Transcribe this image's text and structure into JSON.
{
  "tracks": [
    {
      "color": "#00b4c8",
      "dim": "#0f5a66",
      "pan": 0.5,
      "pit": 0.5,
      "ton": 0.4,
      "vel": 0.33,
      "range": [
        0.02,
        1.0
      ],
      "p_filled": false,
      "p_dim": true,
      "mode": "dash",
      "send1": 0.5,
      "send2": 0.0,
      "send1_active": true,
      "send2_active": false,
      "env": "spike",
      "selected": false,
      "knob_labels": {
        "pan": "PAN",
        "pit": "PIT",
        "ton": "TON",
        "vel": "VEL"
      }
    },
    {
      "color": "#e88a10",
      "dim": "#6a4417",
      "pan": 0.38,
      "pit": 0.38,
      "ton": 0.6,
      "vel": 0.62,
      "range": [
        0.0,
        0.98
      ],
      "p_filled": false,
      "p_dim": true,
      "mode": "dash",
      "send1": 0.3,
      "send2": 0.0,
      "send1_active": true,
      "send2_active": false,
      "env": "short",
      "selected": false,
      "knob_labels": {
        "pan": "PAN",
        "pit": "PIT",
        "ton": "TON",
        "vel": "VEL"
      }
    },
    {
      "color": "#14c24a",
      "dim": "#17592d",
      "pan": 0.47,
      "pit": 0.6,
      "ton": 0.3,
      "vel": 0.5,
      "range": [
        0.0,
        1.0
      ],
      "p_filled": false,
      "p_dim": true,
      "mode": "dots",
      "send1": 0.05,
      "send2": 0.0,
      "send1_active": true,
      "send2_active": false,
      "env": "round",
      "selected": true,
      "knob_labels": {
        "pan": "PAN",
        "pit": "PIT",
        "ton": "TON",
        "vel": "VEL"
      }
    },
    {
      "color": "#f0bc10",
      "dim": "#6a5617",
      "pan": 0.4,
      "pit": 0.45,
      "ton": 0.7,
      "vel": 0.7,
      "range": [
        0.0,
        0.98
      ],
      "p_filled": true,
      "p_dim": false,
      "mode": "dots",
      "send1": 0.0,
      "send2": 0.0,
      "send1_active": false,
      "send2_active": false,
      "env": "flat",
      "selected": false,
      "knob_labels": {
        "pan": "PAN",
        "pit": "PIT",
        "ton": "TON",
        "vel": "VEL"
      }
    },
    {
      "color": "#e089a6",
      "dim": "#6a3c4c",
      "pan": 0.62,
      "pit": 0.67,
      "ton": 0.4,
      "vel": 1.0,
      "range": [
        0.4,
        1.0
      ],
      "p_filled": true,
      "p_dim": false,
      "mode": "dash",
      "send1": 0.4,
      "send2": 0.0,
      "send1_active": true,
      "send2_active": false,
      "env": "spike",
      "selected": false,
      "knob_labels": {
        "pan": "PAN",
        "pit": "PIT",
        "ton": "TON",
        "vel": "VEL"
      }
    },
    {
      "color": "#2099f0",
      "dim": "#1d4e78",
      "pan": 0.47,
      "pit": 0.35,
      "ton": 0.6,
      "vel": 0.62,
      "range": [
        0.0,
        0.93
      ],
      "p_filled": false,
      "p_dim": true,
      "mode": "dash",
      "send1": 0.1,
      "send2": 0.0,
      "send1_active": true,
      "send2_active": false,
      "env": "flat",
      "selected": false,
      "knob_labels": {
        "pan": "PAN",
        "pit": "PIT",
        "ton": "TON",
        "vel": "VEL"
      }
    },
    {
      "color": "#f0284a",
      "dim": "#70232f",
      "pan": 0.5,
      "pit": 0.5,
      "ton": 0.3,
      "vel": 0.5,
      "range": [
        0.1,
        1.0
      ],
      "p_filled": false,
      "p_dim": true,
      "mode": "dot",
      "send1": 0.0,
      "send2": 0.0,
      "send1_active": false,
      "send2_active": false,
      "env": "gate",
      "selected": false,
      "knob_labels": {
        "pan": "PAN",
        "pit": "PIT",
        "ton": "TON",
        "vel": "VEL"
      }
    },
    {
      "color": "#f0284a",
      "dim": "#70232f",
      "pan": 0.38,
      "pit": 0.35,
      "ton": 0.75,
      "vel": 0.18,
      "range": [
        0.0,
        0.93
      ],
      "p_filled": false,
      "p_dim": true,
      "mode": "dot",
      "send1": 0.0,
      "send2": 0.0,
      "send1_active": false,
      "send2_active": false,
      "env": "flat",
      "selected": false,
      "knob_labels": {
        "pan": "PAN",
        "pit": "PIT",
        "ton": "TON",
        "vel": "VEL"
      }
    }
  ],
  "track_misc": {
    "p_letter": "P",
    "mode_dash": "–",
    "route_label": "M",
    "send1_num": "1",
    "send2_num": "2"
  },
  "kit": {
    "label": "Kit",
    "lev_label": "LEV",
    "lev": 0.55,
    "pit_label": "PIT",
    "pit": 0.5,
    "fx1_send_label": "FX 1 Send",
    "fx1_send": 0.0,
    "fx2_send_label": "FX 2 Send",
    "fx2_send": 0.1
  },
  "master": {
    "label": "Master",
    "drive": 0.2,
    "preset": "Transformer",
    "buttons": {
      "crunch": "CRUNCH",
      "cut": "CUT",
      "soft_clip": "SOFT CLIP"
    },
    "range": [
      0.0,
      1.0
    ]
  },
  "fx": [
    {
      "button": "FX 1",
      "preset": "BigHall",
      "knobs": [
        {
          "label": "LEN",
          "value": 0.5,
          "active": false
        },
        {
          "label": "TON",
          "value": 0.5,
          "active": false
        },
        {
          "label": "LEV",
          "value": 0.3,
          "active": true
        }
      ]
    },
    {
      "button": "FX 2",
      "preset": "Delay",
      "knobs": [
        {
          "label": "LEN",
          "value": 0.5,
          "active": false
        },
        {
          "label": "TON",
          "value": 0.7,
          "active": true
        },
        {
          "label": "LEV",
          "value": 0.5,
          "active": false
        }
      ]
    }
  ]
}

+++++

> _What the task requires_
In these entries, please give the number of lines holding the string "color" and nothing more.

> _Exercise output_
8